- B. Consisted of ...
- 1. An alteration of the appearance of His face. The nature of this alteration is unspecified. Luke used the typical word for "a distinctly other" to communicate this change, but he did not attempt to explain himself. He literally said, "...the form of His face became 'other' ...", but he did not say in what way it was "distinct".
- 2. An alteration of the appearance of His garment. The nature of this alteration is specified: the garment radiated brightness.
- C. Is left up to the reader to imagine what actually transpired in the sense of the "how" that the changes were affected. It may well have been that the changes were caused by the appearance of the "glory" that will mark the Kingdom.
- 1. The "whiteness" is deliberately associated with the garments of those who have access to the Third Heaven in several of the contexts of the Gospels/Acts and is the predominant association in the Book of the Revelation. Since the prophecy was that some of those who were disciples would "see" the Kingdom of God (9:27), it makes all kinds of sense to assume that the "whiteness" is "heavenly".
- 2. That the "whiteness" became "glistering" (brilliant, or radiant), pushes us pretty hard into the notion that this is the outshining of glory. Paul may well have had this in mind in his declaration in 2 Corinthians 3:18 that those who 'behold" His glory are transformed into its likeness because Jesus, in prayer, was in direct contact with the Father and the "shield" of His material body may well have dissipated by the "becoming other" that Luke declares of His face. In other words, the inherent glory of the Son, being generally hidden within His physical body, was revealed as the body was altered so as to permit the sight. Thus, the prophecy was fulfilled in this sense: the "King" is the "Kingdom" and seeing Him in some degree of Kingdom glory is to see the Kingdom.

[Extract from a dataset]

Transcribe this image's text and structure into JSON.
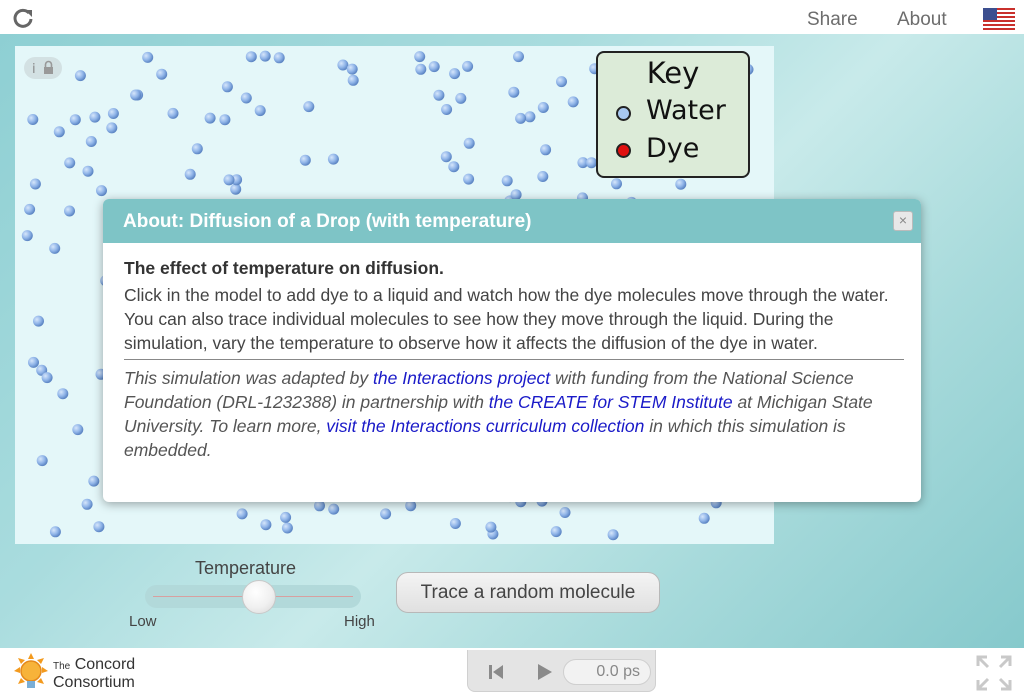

- D. Is deliberately aimed at the disciples' need for a most fundamental demonstration of the Truth to which they must be loyal and for which they will die: Jesus is the Christ of God; a truth that makes everything except abject love/faith completely silly.